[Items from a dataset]
● ● ● ● ● ● ●

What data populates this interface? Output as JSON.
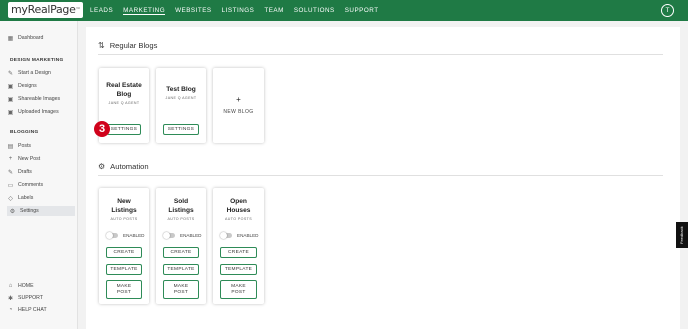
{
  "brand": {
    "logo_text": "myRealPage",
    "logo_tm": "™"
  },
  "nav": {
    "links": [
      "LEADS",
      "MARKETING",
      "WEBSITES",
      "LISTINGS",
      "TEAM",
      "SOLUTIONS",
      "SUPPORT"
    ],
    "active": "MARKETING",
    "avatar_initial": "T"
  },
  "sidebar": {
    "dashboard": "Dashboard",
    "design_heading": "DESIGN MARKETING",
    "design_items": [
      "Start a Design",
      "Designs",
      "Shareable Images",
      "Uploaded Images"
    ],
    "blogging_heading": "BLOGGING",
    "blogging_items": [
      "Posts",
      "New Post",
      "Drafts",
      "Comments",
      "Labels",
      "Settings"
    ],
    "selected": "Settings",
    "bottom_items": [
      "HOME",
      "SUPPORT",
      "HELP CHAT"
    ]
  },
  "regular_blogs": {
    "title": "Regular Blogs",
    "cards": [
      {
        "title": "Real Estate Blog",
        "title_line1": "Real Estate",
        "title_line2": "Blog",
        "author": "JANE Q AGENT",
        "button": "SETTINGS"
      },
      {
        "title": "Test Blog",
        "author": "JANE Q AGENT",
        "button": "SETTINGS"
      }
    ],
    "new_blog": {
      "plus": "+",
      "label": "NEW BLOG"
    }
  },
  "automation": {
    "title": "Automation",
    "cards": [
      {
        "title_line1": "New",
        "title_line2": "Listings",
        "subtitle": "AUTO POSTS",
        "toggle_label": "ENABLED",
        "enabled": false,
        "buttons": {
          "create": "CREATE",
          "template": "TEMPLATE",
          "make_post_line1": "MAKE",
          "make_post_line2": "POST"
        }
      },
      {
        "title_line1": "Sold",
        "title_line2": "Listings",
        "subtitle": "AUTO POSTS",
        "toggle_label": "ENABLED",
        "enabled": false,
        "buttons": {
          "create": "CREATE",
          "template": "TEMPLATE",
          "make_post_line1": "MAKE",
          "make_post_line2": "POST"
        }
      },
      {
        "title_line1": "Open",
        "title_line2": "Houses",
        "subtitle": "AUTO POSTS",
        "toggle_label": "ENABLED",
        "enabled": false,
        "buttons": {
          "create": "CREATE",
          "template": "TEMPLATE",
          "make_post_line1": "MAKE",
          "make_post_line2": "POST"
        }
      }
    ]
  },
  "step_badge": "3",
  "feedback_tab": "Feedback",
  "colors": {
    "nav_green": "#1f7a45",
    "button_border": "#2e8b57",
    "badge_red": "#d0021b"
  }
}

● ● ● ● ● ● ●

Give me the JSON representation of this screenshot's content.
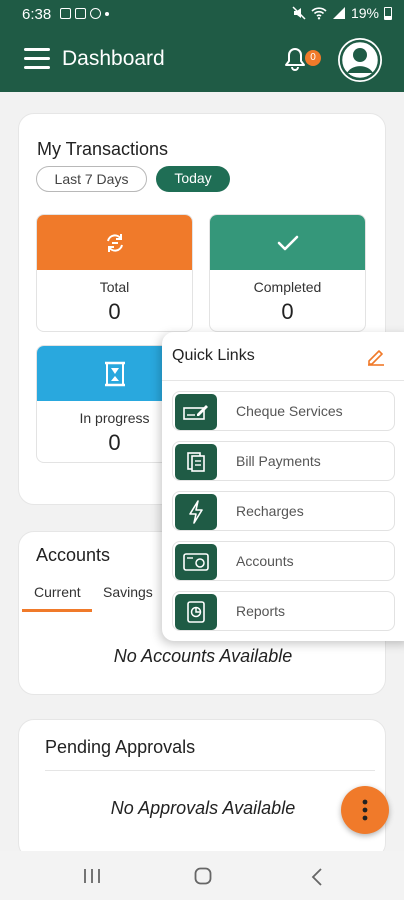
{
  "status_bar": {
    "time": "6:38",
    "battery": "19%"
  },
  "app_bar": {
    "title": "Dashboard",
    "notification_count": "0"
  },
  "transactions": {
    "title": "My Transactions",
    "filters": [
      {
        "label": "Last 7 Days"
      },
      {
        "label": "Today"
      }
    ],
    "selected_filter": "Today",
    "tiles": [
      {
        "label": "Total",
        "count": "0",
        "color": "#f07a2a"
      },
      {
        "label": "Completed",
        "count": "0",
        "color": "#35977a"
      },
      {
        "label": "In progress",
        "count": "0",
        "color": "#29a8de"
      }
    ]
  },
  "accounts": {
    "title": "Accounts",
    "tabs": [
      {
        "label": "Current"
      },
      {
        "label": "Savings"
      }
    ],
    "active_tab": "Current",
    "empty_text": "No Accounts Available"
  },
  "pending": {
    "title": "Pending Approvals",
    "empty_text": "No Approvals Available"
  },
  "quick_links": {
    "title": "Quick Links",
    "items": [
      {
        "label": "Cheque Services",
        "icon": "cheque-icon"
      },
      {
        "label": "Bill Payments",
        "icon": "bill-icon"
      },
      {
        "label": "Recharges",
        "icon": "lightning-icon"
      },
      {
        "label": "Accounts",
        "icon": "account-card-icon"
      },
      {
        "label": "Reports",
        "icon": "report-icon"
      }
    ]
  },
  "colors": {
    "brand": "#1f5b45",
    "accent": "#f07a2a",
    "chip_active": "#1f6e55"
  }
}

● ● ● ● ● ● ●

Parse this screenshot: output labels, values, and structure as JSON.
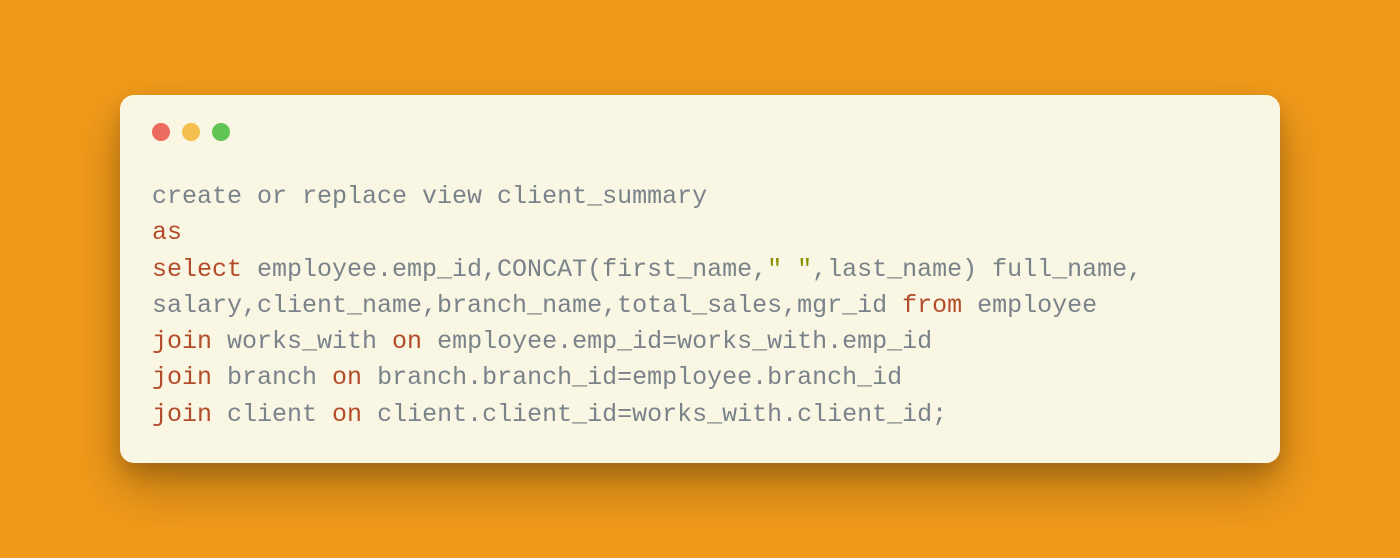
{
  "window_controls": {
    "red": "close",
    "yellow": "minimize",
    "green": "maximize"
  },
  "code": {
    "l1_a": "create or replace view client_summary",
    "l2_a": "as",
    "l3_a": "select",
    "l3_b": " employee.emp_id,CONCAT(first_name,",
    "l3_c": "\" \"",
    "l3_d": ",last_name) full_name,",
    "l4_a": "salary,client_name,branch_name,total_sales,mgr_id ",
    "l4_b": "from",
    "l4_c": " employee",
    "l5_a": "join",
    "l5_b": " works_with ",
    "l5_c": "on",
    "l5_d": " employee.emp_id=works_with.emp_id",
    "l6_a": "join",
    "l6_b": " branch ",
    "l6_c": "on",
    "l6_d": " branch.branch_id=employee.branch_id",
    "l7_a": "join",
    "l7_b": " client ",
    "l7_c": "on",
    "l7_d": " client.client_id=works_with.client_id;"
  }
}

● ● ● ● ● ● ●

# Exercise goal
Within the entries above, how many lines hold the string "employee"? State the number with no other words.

# Answer below
4